Sermon by Rev Sydney Maitland for Sunday 10 October 2021.
• First Reading: Amos 5: 6-7, 10-15 (Seek good, not evil, that you may live)
• Psalm 90: 13-16
• Epistle: Hebrews 4: 12-16 (Let us approach God’s throne with confidence)
• Gospel: Mark 10: 17-31 (Who can be saved? With God all things are possible)
They call us stakeholders – customers, voters, those who offer our labour or skills, people who live in the land and who are subject to its laws even when they feel distant and powerless.
Some will get involved in one issue or another, but others will live their lives within but sometimes despite the prevailing culture with all its pressures and conformities, and all its expectations and demands.
For Amos there were a lot of powerless dwellers in the land, without wealth or connections and not knowing how to get by with all the pressing demands of landlords, employers and state officials.
The sense was of not being able to secure their rights in the courts and of not being able to at least tell their own side of any matter of dispute.
Rulings would be handed down like pronouncements from on high and beyond reasoning or questioning.
So what has changed? Our democratic process allows us to select our rulers, but only on their terms and under their electoral manifestoes. Our laws are applied impartially by the courts – so long as we have the means to obtain proper legal representation.
And even then it can be the perception of an offence rather than it being examined and proven. And what is true of our legal state is also true of our culture. Those who have control of or access to the means of expressing themselves are the gatekeepers of public opinion.
And when an unfashionable opinion is expressed it is soon suppressed. So what has changed since Amos’ time?
What may have been high-minded and in the best of intentions is reduced to legalism and pressure from interest groups.
In the letter to the Hebrews however, there is a new perspective. We are not alone – and we never were. We are not powerless or ignored, for God was always there.

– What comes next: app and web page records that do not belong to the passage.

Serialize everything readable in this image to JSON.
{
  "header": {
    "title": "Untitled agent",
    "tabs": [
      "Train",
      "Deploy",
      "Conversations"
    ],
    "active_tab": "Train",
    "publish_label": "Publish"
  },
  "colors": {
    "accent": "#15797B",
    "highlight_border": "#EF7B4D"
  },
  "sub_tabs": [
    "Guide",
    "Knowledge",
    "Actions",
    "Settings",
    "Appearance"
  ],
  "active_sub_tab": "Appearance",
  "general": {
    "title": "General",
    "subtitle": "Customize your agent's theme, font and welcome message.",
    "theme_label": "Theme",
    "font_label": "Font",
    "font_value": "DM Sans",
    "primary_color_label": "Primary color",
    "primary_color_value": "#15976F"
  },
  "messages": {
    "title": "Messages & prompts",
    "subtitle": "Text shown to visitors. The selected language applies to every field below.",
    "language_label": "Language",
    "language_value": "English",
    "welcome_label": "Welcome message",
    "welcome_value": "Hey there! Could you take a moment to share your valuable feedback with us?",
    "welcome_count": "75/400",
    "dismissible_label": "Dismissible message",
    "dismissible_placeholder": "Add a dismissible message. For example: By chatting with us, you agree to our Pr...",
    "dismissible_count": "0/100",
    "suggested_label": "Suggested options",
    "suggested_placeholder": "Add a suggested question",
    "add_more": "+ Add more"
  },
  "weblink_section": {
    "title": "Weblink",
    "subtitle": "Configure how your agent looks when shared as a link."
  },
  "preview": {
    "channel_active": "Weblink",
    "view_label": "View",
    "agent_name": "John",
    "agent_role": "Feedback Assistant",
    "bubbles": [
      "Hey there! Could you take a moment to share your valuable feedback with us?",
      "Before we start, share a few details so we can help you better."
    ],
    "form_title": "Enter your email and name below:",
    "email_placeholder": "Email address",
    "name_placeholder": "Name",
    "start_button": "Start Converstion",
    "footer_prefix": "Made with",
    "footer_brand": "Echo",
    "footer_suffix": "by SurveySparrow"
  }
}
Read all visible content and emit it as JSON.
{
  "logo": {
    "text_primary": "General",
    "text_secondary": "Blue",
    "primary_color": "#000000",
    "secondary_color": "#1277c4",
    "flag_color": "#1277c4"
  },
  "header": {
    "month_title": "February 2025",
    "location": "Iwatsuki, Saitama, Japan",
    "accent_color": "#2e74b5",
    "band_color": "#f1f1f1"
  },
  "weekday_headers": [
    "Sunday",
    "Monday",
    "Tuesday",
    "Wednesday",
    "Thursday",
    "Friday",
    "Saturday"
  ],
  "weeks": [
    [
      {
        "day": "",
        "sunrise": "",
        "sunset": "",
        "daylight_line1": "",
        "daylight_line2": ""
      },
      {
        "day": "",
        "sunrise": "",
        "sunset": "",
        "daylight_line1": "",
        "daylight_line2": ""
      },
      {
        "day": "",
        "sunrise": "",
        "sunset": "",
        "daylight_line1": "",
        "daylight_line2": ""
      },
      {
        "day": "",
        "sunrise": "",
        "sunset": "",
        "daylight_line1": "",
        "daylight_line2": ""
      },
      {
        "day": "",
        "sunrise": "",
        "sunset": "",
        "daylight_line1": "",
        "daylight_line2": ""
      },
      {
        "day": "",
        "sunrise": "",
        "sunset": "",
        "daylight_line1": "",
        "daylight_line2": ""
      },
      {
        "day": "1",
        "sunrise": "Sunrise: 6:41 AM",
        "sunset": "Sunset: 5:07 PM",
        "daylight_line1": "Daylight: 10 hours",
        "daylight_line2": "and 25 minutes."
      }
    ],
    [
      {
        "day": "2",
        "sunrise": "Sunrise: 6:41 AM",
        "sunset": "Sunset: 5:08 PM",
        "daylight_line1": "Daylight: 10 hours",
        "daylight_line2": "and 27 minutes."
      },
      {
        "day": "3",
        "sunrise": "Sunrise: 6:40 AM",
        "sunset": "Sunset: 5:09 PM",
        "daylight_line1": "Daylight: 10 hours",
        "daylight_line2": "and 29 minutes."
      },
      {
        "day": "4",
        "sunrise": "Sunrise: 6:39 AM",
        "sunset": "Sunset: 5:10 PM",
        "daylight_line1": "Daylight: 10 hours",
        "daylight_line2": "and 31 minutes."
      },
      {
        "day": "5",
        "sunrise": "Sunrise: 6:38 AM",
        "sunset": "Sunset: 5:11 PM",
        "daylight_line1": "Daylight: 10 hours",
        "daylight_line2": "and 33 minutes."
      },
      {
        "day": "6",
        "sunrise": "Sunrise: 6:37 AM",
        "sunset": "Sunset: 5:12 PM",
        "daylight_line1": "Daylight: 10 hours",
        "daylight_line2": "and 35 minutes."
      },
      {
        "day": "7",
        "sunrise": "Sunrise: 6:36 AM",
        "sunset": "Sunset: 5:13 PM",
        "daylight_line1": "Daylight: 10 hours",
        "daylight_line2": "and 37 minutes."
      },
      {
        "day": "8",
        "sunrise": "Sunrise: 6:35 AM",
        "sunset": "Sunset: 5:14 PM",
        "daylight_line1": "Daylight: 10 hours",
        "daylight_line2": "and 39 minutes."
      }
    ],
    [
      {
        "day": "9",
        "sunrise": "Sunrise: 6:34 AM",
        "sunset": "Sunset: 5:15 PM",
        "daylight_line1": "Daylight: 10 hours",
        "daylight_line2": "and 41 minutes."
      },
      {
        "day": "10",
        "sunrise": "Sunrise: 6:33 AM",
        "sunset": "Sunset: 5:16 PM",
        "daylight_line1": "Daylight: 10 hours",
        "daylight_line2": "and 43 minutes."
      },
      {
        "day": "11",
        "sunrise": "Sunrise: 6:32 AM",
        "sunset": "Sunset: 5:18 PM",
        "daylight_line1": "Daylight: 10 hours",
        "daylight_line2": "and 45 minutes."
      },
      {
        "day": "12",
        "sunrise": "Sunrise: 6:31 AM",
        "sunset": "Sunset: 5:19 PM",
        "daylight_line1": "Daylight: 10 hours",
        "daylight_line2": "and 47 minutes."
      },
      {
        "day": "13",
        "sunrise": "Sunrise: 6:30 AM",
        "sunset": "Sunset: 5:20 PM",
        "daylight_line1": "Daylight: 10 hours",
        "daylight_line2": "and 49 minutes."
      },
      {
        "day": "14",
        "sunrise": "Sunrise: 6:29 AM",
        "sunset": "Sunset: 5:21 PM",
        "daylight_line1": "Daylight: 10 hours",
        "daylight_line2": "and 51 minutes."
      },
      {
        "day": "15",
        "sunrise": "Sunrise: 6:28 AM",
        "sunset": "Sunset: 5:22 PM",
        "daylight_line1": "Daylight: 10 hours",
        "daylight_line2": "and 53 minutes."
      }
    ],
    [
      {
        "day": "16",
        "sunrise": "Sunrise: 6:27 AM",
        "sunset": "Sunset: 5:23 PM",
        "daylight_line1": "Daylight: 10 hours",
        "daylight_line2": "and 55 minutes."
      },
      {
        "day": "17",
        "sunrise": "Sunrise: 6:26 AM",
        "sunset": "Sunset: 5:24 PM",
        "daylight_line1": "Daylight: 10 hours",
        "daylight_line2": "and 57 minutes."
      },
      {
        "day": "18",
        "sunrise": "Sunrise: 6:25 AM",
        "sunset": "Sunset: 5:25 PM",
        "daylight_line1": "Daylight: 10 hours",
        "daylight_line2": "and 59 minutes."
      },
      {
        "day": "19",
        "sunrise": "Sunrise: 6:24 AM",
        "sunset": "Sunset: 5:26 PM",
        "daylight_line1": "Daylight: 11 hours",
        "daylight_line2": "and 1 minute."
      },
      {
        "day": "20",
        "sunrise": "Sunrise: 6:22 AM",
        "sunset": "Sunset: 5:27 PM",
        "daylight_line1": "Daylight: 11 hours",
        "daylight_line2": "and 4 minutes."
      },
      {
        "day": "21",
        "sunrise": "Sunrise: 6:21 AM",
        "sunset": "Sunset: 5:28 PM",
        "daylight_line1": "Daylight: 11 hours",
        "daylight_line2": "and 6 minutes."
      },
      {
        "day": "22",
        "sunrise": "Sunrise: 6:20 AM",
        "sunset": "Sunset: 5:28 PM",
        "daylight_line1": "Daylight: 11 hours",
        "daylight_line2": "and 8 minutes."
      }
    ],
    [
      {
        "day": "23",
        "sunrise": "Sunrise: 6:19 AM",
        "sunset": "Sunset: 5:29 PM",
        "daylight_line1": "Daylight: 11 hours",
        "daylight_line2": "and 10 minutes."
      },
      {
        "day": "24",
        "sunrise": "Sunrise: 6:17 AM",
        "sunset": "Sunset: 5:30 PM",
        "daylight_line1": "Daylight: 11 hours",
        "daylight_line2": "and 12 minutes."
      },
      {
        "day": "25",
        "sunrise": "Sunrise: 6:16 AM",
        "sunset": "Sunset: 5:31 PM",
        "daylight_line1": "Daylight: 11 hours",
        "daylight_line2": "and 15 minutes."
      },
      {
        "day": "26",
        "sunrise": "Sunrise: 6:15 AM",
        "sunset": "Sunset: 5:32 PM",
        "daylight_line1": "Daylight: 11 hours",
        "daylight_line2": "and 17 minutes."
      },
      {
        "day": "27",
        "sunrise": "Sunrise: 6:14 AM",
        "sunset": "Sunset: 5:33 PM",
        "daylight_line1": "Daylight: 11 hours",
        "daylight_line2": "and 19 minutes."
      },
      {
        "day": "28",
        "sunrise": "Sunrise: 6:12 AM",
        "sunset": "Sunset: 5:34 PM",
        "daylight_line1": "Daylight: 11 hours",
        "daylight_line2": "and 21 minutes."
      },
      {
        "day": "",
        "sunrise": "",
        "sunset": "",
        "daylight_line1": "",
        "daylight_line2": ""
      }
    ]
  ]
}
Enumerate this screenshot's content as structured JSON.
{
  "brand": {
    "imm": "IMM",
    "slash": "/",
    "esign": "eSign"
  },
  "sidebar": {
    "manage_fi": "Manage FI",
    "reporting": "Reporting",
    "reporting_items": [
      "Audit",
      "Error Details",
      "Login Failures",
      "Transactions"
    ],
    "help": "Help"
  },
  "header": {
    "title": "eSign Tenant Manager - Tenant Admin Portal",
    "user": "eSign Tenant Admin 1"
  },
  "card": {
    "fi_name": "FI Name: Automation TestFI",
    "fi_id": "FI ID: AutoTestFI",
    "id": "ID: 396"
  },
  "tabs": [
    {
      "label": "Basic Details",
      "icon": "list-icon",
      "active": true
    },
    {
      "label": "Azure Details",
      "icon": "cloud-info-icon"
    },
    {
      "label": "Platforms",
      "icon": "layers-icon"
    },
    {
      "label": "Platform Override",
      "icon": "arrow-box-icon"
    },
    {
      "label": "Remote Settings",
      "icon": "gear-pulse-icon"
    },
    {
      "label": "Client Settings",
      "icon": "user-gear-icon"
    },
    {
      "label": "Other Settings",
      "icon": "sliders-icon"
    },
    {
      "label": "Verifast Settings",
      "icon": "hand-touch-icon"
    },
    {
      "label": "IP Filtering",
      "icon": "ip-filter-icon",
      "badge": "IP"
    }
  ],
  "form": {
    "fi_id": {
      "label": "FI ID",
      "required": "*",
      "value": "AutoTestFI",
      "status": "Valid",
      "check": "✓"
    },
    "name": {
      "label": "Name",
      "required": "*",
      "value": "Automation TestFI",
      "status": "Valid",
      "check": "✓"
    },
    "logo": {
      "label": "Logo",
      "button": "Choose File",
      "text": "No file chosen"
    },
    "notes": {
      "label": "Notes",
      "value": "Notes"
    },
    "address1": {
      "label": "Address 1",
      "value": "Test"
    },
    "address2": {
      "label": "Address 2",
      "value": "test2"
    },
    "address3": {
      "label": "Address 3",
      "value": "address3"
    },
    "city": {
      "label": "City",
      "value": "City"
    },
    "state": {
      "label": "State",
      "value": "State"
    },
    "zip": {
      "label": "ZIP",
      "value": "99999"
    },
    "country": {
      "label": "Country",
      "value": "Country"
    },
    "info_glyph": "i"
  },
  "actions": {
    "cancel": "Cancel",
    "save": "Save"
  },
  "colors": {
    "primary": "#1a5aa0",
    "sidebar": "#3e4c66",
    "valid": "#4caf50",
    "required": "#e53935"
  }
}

And not just as an onlooker – He came among us, lived, breathed, had family and friends, and He plied His own trade as carpenter.
God never created the heavens and the earth and then went off on holiday. He never wound it up to see how it would run and to see it run itself down into chaos and destruction.
God came that we might thrive, and He died so that we might live. If there was any kind of temptation than He felt it too, for the nature and direction of temptation never change even if the technology does.
And having been through it all without being tainted, corrupted or compromised, he suffered death and conquered that as well.
So when in the gospel lesson, the earnest inquirer came to Jesus and asked Him how to inherit eternal life, Jesus warmed to him.
Jesus’ first answer to his question was simple: obey the law. In this He was drawing on the 10 commandments.
But the man knew that there was more, there was further to go. These things he could do within his existing way of life.
So Jesus offered him the way of discipleship: turn your back on life as you knew it and follow Me. Your possessions and your connections, your family name and your reputation will all hold you back. Let go of these and then you will be able to do what the other disciples did in leaving behind family and livelihood.
This was more difficult for the man was indeed a stakeholder in the land. To commit to Jesus would mean letting go of all else and allowing Him to set his lifestyle and priorities from then on.
There would be no safety net and by being one with Jesus then his reputation would be shredded.
This was far more demanding and we do not know what happened after that. Was he there in Jerusalem when they crucified Jesus or when the Spirit came at Pentecost? How did he respond to these events?
What Jesus does say is that with God all things are possible. It applied then and it is still there now.
Are we going to be defined by our possessions and reputations? By our social standing and our connections? Will they constrain our faith and the way we express it and share it with others?
The paradox is that the very things that give us our sense of stability and security can also be the very things that undermine our faith and our hope.
It is one thing to have a professional career – but do the demands for advancement require us to compromise our faith or our values?
Do our possessions free us or do they tie us down? Do we trim our views and our faith when in company, especially those who do not share our faith?
In all such things, what is impossible for us is not so for God.